Applications, especially web applications, are vulnerable to cyberattacks. The primary problem with an insecure application usually lies in the roots of the software development foundation and process. That’s why utilities should expect their mission-critical communication system vendors to participate in an ongoing audit and compliance process for their systems. A vendor that has participated in vulnerability testing, penetration testing, black-box testing, or white-box testing has a proven level of due diligence.
Before procuring an application, energy companies should request NERC-CIP, NIST 800-53, and other relevant security compliance or certification accreditation. Without knowing the status of the application source code and pre-existing vulnerabilities, software defects, and logical flaws, the organization opens their network infrastructure for potential exploitation.
Additionally, utilities should review and use standards that are accepted and instituted for application security such as the
Open Web Application Security Project (OWASP). This project is an open, worldwide security community dedicated to enabling organizations to develop, purchase, and maintain applications and application programming interfaces (APIs) that can be trusted.
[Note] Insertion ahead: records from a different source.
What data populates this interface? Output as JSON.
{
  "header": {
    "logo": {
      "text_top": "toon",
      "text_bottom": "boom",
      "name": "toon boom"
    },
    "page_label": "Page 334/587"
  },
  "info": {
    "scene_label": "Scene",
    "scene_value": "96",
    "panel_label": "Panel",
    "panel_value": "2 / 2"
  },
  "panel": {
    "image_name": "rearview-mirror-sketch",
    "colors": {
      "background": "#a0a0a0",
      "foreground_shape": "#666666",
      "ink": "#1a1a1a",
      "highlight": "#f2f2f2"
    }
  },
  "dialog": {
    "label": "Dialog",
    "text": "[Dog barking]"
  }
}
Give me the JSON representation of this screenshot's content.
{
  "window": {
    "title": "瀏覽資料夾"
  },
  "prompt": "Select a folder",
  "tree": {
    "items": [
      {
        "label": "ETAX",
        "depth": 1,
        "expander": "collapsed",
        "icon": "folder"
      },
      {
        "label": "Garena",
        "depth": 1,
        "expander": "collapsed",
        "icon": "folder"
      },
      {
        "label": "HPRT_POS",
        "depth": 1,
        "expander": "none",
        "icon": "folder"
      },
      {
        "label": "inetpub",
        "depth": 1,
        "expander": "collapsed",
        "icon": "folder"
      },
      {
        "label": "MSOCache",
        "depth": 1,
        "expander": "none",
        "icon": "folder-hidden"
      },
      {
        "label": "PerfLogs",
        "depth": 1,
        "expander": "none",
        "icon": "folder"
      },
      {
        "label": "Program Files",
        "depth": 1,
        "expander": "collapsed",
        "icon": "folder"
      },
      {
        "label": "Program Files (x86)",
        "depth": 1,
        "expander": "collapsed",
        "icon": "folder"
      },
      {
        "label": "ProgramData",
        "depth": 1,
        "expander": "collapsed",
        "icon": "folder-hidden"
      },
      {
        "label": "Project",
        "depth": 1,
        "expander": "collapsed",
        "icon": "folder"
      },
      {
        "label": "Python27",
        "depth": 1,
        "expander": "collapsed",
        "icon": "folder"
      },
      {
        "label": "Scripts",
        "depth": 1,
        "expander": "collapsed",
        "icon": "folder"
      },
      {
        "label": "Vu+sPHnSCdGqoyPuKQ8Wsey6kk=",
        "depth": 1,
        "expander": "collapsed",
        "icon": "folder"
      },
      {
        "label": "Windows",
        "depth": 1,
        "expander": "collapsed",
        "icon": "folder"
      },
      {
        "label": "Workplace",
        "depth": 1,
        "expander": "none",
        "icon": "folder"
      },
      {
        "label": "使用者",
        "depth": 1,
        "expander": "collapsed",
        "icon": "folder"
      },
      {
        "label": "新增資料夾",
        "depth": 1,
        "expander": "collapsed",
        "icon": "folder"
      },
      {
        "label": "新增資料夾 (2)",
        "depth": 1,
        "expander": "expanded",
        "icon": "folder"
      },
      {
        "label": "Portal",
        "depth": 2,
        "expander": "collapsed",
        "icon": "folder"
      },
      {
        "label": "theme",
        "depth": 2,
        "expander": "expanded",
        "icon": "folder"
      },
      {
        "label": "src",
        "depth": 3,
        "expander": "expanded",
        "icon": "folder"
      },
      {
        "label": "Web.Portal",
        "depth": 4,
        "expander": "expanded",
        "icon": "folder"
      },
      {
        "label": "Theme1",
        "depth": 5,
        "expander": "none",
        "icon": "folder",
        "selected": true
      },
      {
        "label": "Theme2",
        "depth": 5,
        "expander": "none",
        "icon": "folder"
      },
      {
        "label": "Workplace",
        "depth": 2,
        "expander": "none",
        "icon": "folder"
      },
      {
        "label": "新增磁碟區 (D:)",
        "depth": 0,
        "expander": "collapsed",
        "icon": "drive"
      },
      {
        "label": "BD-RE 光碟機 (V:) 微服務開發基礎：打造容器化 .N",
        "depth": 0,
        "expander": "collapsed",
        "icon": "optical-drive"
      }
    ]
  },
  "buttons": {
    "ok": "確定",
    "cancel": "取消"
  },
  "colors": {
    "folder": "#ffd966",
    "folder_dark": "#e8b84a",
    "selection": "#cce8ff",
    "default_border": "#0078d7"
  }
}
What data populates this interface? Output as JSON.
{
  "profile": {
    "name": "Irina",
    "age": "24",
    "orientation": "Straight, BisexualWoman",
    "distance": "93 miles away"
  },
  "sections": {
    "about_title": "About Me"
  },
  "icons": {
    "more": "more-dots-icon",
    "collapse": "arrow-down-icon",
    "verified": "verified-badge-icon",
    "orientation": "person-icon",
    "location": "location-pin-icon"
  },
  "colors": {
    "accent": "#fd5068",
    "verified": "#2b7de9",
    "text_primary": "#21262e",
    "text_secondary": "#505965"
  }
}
The following page provides an overview of OWASP’s Top 10 Application Security Risks, as produced in December 2017, with the general causes for each risk.7
OWASP developed this list to educate developers, designers, architects, managers, and organizations about the consequences of the most common and most important web application security weaknesses. This guidance and these basic techniques will help protect against high-risk problem areas.
To this extent, application development frameworks, such as the OWASP-developed Software Application Maturity Model (SAMM), have been developed, instituted, and implemented by many software and systems companies over the past few years, providing a guide for software security strategy, evaluation, and measurement. System and application security, however, must be an ongoing process, not a destination. There is no bulletproof solution to completely protect or isolate systems and applications from being compromised by threat actors. To better manage and protect systems and applications, it is essential to examine governance and administrative policies, operational and technical risks, and implemented controls. With a good foundation and understanding of risk and control management, organizations can better protect, mitigate, and manage cybersecurity risks.
Above all, the implementation of a comprehensive security ecosystem starts with a paradigm shift throughout the organization, from senior officers to end users. Without proper management support and a culture of continuous improvement that includes ongoing security awareness training, organizations will struggle and likely fail to defend their systems and applications.
The internal and regulatory pressure to protect systems and applications is already enormous. As the public learns more about emerging threats and vulnerabilities, they put on more pressure for an urgent response. Businesses and organizations then push vendors and manufacturers to quickly develop security patches and hotfixes to protect or mitigate system and application holes and exploitations. While the urgency is real, it’s easy to overreact in such an environment, resulting in quickly developed solutions that can cause adverse impacts on hardware and software. Software repairs require testing and review of the patches themselves. Installing these software components quickly can, and often does, lead to other software, hardware, and system deficiencies and weaknesses that are open to unforeseen compromise. Therefore, it’s important for utilities to follow a methodical development, testing, and implementation process, such as the OWASP-based SAMM, to mitigate the introduction of any other potential vulnerabilities.